_ACTIVITY_: In the entries that follow, find the word "code" and report each line it is on.

_EXERCISE MATERIAL_:
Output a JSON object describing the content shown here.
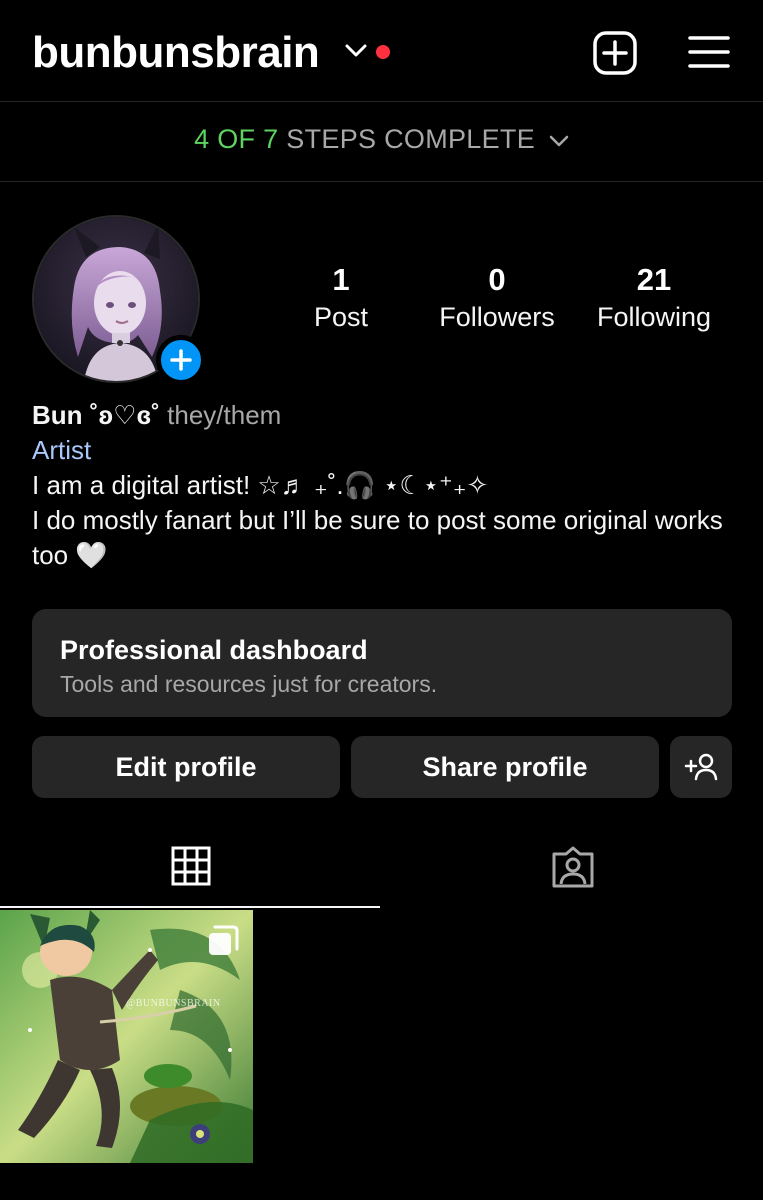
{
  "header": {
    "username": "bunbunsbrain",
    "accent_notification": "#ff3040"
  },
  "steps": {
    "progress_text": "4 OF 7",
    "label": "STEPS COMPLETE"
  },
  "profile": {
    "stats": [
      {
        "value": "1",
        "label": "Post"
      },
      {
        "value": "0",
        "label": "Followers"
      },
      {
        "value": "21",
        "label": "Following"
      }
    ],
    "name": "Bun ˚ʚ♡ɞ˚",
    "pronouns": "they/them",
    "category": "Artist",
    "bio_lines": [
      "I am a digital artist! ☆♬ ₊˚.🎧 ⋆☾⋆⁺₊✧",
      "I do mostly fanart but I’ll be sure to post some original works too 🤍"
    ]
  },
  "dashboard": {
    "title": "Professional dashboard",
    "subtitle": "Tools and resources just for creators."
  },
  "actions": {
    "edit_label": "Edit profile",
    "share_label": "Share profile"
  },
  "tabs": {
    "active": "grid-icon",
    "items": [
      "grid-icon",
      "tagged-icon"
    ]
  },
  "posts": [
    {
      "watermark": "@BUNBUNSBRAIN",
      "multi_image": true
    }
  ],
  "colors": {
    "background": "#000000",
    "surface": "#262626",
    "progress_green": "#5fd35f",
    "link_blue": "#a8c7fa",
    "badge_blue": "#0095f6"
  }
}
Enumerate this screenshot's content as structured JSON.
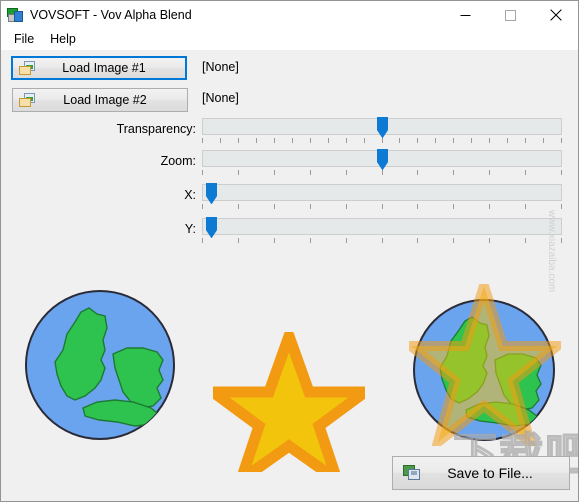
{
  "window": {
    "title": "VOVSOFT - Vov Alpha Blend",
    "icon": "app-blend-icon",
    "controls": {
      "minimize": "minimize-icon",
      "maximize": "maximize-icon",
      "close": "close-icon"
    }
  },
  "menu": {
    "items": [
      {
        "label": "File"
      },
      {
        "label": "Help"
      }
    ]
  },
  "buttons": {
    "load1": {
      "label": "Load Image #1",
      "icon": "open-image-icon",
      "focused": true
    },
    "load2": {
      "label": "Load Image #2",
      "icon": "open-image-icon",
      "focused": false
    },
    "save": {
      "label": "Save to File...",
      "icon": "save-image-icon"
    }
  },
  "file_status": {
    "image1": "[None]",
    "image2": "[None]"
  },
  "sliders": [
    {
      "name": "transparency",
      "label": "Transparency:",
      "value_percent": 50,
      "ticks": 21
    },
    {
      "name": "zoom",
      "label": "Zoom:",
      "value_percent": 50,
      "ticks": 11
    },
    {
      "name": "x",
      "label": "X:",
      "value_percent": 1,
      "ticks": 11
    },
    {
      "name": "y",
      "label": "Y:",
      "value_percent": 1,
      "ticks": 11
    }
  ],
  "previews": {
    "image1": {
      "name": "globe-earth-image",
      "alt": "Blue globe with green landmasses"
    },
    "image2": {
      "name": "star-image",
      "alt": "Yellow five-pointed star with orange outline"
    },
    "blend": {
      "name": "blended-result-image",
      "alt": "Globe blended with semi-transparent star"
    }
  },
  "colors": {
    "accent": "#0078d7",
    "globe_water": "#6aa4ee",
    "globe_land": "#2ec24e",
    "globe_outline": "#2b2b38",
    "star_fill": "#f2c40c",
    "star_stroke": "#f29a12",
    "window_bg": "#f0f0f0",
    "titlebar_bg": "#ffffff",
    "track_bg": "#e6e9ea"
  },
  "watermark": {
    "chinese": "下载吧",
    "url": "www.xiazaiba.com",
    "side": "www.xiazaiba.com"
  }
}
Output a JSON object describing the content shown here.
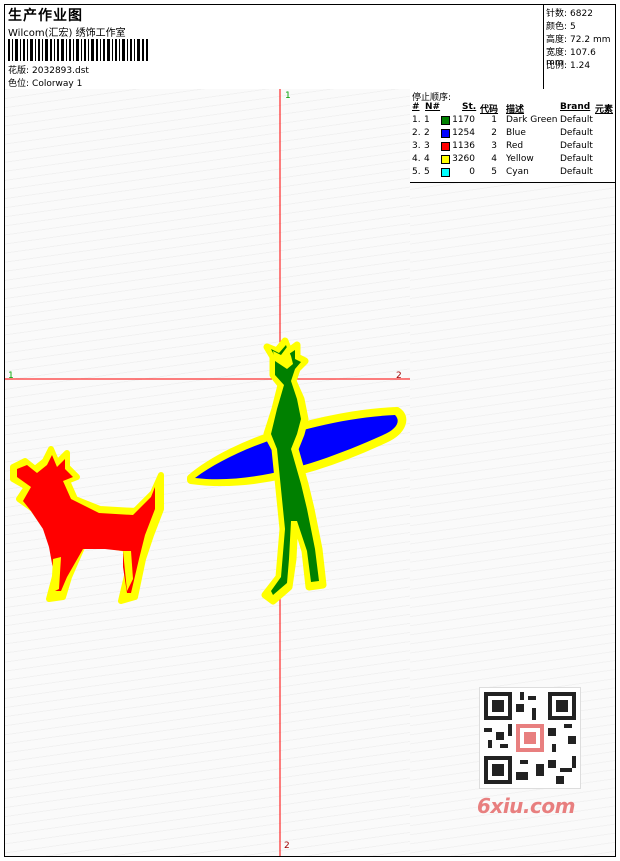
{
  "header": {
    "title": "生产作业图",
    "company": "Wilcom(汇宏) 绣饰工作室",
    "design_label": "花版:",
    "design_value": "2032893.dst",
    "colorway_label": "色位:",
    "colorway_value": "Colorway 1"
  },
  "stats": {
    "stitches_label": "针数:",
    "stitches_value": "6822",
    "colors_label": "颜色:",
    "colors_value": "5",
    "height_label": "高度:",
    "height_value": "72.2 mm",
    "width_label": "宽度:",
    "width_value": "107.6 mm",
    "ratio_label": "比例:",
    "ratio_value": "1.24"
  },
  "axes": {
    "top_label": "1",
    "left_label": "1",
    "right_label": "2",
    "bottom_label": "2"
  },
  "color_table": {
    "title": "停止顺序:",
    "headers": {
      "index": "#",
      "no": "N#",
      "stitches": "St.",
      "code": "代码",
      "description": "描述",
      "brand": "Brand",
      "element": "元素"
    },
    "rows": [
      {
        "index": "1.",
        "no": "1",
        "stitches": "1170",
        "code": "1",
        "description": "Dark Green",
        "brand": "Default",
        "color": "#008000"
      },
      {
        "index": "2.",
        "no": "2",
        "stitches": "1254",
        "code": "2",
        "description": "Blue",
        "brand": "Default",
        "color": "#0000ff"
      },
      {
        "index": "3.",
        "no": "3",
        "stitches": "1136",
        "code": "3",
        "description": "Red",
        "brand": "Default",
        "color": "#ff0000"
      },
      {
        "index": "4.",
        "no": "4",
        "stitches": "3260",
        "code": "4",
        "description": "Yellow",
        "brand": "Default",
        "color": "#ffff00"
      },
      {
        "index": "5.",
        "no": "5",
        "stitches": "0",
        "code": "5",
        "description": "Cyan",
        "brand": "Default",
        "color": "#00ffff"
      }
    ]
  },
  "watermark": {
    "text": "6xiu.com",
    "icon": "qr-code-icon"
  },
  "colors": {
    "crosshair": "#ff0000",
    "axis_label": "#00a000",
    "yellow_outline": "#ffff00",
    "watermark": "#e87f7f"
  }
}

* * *

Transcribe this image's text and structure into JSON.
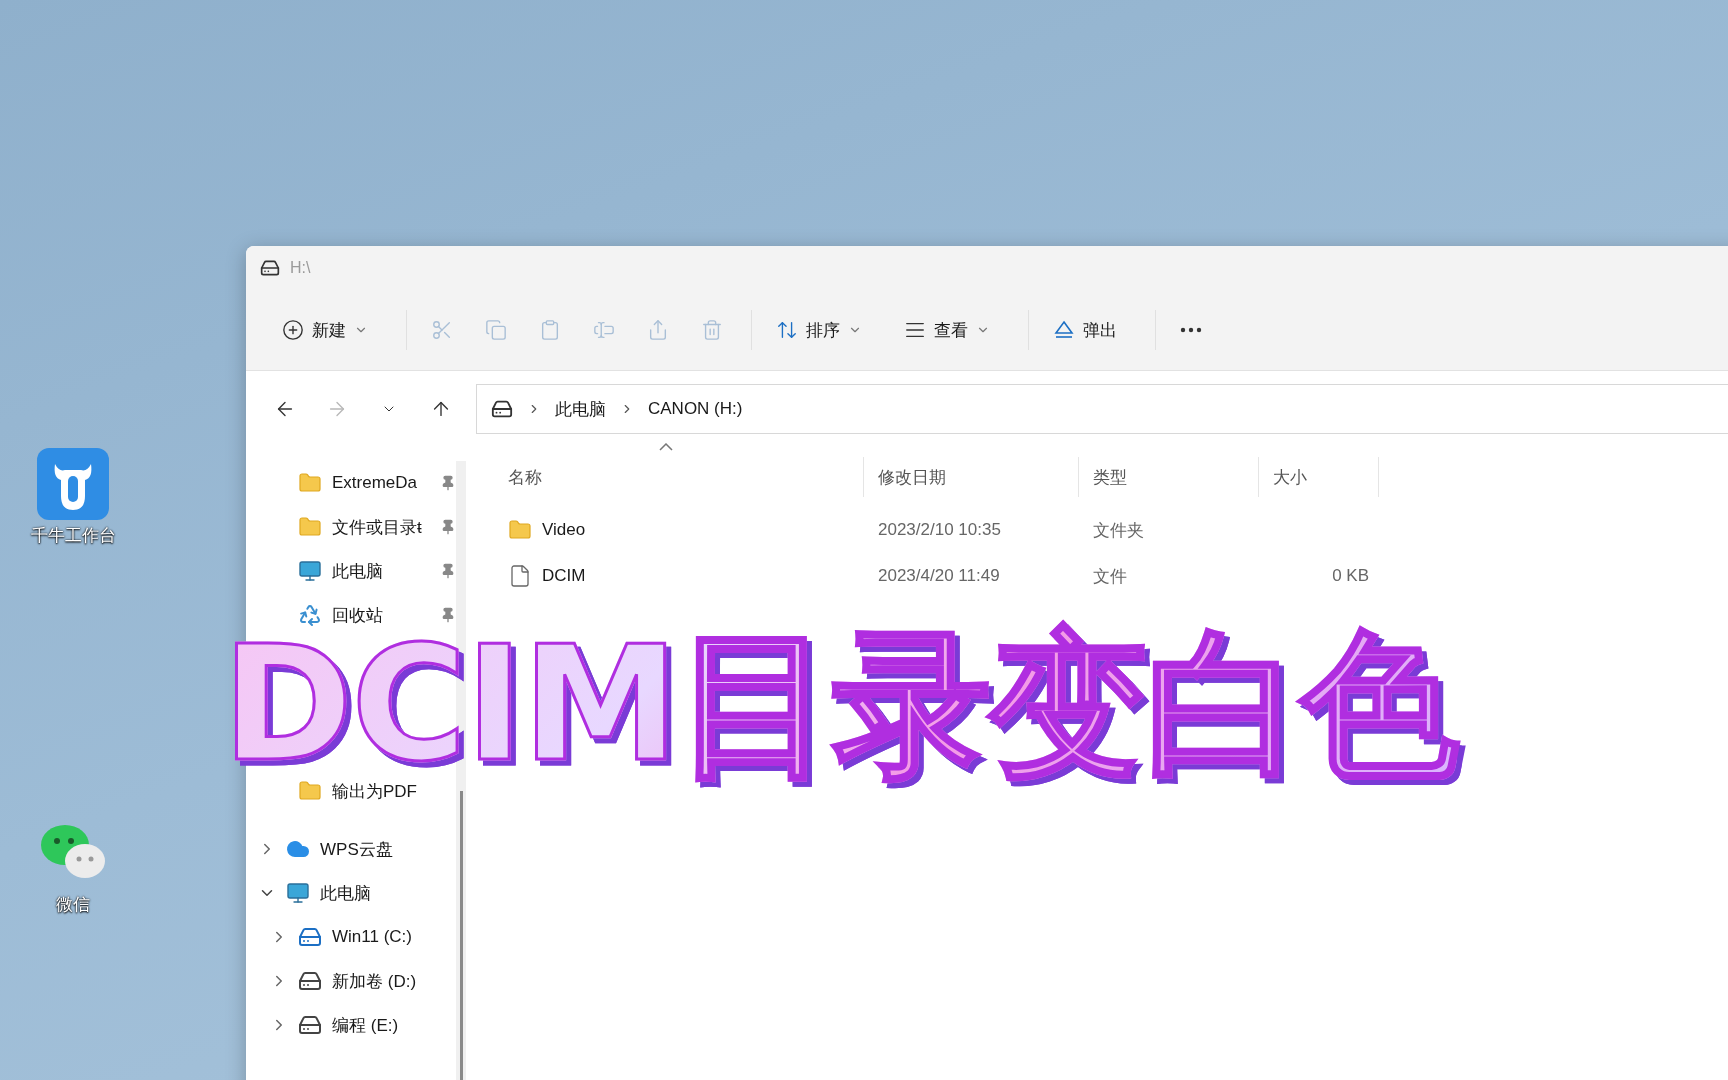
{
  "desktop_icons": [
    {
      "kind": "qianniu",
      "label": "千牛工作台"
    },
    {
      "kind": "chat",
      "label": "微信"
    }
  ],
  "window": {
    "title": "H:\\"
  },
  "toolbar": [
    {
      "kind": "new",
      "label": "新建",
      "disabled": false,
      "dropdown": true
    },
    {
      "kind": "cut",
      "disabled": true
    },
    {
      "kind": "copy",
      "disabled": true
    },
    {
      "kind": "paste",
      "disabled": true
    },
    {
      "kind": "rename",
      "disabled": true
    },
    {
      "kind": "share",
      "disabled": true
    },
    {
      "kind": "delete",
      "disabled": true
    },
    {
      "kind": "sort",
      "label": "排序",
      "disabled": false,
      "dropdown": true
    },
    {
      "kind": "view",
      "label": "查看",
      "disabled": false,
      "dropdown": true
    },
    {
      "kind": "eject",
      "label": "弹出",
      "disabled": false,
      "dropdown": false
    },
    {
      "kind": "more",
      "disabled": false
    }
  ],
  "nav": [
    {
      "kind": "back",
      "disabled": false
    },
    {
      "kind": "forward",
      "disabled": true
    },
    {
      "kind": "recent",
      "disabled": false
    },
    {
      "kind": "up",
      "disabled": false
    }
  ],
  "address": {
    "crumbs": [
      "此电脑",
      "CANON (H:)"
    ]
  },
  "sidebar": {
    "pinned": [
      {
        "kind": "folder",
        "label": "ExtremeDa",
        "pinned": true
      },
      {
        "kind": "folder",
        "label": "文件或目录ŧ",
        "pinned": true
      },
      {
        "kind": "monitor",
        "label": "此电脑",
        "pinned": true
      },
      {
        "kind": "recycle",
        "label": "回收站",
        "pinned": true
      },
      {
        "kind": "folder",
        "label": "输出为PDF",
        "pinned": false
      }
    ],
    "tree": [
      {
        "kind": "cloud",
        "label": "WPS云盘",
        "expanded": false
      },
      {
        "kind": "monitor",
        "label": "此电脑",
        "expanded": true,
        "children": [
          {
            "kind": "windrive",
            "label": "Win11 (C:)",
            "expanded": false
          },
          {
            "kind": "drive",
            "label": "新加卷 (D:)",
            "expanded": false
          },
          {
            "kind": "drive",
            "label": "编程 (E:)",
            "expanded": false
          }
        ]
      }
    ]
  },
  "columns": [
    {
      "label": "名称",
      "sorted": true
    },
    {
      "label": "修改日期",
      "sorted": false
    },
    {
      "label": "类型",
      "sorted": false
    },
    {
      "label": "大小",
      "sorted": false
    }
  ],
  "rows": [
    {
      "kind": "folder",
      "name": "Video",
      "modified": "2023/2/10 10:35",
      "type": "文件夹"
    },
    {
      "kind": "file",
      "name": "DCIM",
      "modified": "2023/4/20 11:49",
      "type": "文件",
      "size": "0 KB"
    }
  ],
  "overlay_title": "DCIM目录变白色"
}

_YOUR SOLUTION_:
      "code": "代码",
        "code": "1",
        "code": "2",
        "code": "3",
        "code": "4",
        "code": "5",
    "icon": "qr-code-icon"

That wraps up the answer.